Home Country – A Feast Not To Be Missed
Blacktown is not a place often referenced when it comes to theatre. Better know in the last few days for a flesh-eating bacteria found at the local hospital than the creation of memorable theatrical works, it’s a suburb better known for hatred, racism and violence. Western Sydney isn’t often seen as place for theatre to thrive. And yet it is a hive of activity, creative passion and skill. Unfortunately not enough people cross the Bridge to see a show here and I’ve often heard in conversation when discussing fantastic inner west shows, … ‘Is it coming to The Opera House?’
How limited a vision and what a sad thought to have.
Urban Theatre Projects has 30 years of story telling under its belt. And it shows! Blacktown Councils artistic endeavours have earned them a reputation for being not only culturally embracing but creatively reflective of the artistic changes in the area and needs of its patrons.
Home Country is a series of short vignettes that explore what it means to belong. Written by Andrea James, Peter Polites, Gaele Sobott, Nancy Denis, Danny Elacci and Rosie Dennis and skilfully woven together by Director Rosie Dennis, the show takes us on a journey of culture, understanding and change. What does it mean to belong? Can one person really understand another’s life, culture and heritage? Are we as people still prone to making assumptions about family and tradition?
This venture in itself is a massive undertaking. This site specific work utilises Colo Car Park in the centre of Blacktown and as audience members move from level to level they become observers of the everyday. Sometimes eavesdroppers in conversation, other times deliberately encouraged to participate through the melodious musings of singer/rapper Kween G, musician Mahmmud Lelo and internationally renowned percussionist and soloist James Tawadros. It’s a three and a half hour cultural adventure worth the taking.

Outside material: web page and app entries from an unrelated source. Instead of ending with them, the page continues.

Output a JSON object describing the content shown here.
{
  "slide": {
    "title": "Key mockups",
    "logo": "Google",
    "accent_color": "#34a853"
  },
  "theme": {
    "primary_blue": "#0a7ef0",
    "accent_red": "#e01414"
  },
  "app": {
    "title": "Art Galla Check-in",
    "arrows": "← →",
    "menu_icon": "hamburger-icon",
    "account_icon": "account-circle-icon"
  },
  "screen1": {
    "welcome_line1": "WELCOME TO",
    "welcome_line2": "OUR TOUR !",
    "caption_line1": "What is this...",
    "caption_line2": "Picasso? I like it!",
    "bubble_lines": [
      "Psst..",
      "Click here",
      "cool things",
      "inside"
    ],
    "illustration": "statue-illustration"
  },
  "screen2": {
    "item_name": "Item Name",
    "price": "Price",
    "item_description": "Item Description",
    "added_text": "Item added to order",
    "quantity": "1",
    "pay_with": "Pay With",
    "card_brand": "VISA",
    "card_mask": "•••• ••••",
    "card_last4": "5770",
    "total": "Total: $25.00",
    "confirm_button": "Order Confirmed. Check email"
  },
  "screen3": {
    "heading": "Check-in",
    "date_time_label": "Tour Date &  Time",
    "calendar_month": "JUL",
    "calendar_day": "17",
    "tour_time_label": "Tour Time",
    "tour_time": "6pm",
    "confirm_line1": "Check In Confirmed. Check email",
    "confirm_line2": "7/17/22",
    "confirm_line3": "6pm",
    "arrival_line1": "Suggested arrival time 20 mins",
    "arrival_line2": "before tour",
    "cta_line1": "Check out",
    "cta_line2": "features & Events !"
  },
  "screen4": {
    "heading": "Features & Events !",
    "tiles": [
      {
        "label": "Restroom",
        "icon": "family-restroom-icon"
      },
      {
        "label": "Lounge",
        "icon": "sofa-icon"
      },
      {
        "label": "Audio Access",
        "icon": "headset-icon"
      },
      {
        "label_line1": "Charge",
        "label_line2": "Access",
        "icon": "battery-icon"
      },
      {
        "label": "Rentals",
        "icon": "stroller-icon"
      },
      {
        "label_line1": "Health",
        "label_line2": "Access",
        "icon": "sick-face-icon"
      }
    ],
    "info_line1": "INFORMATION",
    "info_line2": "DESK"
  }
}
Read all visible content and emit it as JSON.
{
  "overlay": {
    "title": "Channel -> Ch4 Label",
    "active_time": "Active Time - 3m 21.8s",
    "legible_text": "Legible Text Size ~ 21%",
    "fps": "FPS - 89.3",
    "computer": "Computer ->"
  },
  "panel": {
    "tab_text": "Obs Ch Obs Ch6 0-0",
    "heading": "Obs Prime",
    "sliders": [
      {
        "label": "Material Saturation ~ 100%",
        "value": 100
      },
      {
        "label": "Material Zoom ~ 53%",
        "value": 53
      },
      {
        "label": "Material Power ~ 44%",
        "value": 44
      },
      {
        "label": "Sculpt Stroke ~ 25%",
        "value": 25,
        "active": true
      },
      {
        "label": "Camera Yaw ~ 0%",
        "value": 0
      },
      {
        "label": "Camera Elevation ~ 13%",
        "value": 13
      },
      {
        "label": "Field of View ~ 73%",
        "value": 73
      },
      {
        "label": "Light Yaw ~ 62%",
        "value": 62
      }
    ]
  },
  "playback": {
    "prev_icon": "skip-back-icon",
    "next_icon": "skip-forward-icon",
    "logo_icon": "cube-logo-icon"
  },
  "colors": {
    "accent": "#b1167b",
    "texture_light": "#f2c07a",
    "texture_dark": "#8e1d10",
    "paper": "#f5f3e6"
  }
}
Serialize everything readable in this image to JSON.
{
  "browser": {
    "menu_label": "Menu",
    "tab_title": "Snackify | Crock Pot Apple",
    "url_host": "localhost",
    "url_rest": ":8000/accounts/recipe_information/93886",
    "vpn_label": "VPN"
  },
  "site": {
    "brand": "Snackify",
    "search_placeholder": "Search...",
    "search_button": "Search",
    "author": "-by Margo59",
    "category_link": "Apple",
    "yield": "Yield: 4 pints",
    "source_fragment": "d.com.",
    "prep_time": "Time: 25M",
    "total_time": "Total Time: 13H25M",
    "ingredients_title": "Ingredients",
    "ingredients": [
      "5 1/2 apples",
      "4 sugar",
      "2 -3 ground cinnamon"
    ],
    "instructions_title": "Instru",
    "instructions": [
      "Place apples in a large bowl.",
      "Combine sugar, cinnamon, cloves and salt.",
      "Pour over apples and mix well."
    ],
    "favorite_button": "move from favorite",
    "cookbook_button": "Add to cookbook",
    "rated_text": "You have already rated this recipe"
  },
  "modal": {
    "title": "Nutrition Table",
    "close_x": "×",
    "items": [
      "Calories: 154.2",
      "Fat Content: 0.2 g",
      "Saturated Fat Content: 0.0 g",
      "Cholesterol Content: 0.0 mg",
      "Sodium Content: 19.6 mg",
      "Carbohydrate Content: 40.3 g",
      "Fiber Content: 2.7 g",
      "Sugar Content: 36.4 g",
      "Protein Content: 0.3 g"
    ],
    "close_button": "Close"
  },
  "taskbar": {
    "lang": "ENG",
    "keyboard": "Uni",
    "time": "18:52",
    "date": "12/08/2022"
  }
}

Uncle Cheeky, beautifully played by Billy McPherson begins with a reflection of his own home and its importance. Performers Nancy Dennis and Danny Elacci are believable and charismatic in their roles as co workers Zaphora and Ali, who finally talk their way through the sticky mess that is culturural profiling and perspective. Many giggles were heard as Elacci’s character wound himself impossibly around the stereotypical musings of the semi-educated who insult without a second thought- yet truly see themselves as ‘forward thinking.’ It is a scene often experienced and not often discussed.
Fausto Brusamolino expertly utilises the space with his lighting design. This is a massive undertaking. Sound design by James brown keeps the flow from place to place and gently embraces the audience in the seperate worlds presented.
The show has so many dimensions that you really can’t do it justice; a meal is served inviting conversation and connection, dishes are shared communally, bread is broken, stories are told, audio monologues are manipulated, live music plays and people are encouraged at every stage to connect, share, learn and grow. It’s an invitation to break down of the barriers created everyday through misinformation, fear and lack of education.
Cross the Bridge people… It’s an experience worthy of an audience.
Where: Colo Lane Car Park Blacktown
Dates: 13th to 22nd January
Lee Anderson – Theatre Now & Talking Arts